It was with regret that we were obliged to hurry on board with the Mail – and at 6 oClock P.M. we weighed anchor and set sail for Rio de Janeiro. I soon found that one of our passengers from Pernambuco had left us at Bahia, and I also learned from M.r Geach, that a family, consisting of ten, had wished to take their passage with us, but that it had been impossible to accommodate them, as they wished to have the whole after cabin to themselves. The weather, during the night was stormy and the wind adverse.
Monday 29th Sept.r 1828 – sailed 48 miles. At one light winds and cloudy weather.
Tuesday 30th Sept.r – distance 39 miles. Weather unsettled.
Wednesday 1st October 1828 – fine cool day. Saw large numbers of dolphins sporting around the ship, and caught two of them. The Dolphin is a very beautiful kind of fish – their head is of a peculiar shape, and their skin is tinged with various colours. When in the agonies of death, the colour varies very much, from light to dark, from blue to yellow &.c Sailed 53 miles.
Thursday 2.d October – in the morning weather variable and at noon we had the heaviest showers we have experienced during the whole voyage. The wind is very changeable, sometimes sinking into a calm, and again rising to a fresh breeze. Sailed 76 miles.
Friday 3 Octob.r – fine day – heavy pitching of the vessel. Sailed 99 miles.
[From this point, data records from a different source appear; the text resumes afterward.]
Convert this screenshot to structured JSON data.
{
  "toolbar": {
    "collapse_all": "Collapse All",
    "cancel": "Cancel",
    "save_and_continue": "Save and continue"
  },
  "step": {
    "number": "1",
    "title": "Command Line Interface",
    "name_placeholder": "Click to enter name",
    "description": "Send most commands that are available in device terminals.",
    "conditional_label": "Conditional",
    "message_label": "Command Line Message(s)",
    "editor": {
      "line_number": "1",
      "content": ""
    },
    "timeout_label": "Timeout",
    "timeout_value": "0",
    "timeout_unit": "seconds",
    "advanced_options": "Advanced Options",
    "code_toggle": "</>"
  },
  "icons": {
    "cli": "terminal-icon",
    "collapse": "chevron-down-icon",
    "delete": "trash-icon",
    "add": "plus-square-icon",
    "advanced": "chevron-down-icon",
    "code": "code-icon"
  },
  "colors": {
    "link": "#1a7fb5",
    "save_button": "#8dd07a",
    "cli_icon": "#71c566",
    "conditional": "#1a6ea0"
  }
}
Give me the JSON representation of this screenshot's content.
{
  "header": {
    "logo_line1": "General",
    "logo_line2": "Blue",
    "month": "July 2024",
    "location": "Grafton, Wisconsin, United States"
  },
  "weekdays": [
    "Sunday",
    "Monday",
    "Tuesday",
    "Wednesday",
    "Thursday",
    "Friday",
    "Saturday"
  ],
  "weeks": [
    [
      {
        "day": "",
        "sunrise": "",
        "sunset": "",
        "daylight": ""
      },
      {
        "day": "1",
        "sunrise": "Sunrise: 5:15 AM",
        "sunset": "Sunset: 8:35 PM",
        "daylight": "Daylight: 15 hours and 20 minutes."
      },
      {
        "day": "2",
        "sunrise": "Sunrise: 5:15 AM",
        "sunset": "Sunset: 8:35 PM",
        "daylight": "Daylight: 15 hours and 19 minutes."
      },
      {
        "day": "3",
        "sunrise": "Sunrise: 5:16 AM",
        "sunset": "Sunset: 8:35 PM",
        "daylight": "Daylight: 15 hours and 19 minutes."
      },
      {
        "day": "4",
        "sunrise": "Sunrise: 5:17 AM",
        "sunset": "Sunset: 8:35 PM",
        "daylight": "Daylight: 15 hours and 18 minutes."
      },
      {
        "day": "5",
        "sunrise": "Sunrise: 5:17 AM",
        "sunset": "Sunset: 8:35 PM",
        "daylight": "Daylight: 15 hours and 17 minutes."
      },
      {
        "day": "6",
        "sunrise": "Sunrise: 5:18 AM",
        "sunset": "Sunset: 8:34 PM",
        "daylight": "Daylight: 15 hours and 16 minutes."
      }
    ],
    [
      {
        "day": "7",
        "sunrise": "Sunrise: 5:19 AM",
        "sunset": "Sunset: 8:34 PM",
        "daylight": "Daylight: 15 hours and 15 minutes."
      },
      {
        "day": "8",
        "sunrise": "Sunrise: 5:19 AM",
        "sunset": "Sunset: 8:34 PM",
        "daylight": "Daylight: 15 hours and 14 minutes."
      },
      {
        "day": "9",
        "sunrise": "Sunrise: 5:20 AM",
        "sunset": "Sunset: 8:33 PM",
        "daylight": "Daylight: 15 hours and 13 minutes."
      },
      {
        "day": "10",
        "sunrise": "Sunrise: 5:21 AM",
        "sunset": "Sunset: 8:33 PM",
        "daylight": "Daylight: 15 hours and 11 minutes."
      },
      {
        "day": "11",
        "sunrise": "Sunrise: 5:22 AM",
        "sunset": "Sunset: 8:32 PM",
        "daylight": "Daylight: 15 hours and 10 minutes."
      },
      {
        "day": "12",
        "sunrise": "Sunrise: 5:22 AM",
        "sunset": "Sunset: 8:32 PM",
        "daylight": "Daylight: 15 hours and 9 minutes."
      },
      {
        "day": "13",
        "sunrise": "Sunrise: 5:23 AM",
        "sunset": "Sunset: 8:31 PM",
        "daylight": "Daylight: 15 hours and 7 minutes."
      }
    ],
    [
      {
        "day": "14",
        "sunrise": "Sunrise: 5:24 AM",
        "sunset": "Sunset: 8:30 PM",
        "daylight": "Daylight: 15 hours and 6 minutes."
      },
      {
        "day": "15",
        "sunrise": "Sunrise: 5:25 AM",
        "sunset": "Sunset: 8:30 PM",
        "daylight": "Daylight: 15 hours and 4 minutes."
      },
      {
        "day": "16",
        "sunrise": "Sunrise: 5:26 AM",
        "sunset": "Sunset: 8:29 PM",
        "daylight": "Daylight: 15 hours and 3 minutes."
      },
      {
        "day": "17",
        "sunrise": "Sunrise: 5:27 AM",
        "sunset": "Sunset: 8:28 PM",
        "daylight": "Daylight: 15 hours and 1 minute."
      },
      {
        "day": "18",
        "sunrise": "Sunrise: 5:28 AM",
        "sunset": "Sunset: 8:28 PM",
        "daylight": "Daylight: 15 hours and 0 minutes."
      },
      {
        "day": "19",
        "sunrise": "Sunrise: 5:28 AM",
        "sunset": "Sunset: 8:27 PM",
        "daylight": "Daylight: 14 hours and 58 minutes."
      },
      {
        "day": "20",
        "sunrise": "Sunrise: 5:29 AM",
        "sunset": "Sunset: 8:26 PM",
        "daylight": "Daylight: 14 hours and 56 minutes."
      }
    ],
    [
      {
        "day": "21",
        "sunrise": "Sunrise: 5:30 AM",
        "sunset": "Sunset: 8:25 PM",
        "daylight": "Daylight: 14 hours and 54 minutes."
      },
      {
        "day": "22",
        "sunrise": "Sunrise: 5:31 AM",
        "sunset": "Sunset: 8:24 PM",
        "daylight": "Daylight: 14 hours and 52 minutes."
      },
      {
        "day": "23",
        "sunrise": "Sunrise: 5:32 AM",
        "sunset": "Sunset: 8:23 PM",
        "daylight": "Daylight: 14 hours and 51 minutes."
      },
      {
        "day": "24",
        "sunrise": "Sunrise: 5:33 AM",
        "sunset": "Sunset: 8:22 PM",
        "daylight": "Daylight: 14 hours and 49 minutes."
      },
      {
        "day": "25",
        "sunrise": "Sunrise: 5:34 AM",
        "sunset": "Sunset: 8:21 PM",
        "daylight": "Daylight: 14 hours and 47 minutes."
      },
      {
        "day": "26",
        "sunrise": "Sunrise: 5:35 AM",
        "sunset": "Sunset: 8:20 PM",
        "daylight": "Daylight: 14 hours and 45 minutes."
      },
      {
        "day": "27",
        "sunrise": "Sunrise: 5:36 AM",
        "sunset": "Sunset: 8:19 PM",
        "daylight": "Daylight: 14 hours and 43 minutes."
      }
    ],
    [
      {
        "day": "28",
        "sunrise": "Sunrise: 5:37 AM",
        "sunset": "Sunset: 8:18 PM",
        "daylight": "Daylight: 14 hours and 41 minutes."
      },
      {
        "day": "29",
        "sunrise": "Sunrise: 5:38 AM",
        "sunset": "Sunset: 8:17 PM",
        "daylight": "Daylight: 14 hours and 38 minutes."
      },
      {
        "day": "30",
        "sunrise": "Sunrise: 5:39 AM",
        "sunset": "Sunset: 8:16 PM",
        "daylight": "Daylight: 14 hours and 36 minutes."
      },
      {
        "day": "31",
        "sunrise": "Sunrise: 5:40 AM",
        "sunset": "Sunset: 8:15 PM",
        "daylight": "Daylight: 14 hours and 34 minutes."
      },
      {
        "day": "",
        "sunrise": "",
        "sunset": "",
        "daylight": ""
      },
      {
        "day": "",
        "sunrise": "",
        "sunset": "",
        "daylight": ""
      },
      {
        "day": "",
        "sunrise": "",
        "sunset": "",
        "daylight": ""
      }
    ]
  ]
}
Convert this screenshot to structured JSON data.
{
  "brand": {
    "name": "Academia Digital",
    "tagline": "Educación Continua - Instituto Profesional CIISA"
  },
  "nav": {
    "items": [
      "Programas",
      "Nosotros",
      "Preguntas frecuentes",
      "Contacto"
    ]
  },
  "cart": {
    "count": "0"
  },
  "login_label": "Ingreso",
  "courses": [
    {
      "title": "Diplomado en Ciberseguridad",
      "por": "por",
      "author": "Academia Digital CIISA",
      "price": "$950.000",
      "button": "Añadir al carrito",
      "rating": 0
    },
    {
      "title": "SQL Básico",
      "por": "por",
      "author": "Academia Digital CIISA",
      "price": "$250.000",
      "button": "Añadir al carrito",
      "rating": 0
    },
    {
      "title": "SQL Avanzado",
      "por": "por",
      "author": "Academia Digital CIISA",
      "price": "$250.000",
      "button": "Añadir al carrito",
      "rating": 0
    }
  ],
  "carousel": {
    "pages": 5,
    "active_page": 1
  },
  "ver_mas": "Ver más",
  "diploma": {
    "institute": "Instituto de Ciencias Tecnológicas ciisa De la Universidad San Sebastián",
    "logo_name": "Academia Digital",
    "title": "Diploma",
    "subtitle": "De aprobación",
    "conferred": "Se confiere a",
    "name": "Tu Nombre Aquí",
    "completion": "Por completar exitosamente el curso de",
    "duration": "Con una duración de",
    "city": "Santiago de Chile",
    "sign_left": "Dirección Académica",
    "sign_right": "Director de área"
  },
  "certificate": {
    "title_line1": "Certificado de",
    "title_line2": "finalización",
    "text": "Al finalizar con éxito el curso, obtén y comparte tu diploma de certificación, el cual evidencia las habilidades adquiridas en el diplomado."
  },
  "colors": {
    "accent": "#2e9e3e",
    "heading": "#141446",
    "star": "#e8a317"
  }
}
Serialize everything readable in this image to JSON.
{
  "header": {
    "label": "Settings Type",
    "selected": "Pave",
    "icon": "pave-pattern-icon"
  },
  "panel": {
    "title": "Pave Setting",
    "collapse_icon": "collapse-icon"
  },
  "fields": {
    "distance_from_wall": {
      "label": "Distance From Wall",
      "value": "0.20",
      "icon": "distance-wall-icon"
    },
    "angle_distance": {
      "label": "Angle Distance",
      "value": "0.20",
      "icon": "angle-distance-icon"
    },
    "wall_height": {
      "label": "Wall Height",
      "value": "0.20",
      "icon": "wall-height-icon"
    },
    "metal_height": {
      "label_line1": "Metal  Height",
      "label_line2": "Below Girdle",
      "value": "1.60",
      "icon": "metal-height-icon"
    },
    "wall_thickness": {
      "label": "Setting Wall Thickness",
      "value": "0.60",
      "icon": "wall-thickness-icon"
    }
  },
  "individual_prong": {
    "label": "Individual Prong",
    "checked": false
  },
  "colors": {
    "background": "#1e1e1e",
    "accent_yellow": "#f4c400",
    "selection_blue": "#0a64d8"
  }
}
Friday [sic] 4th Octob.r – Day very dry and rather warm. Obliged to make a long tack during the night to avoid running foul of the Abrohlos or Brazil shoals, which lie about 400 miles from Rio. Saw for the first time, but not very distinctly a tolerably large whale – also a bird called the Tropical bird, or by the Sailors the Boatswain, on account of his tail. This bird of the size of a large pigeon – of a white colour, with a peculiarly slender tail, somewhat like a small wand. Distance gone over 44 miles.
Sunday 5th October fine day – wind nearly aft. Distance today 153 – a large brig in sight all the afternoon.
Monday 6 October – day fair & cool breeze not so brisk as yesterday night but the pitching of the vessel, yesterday and today has been far greater that at any other period of our voyage. Distance sailed over 162 Miles.
Read on … Fellow Passengers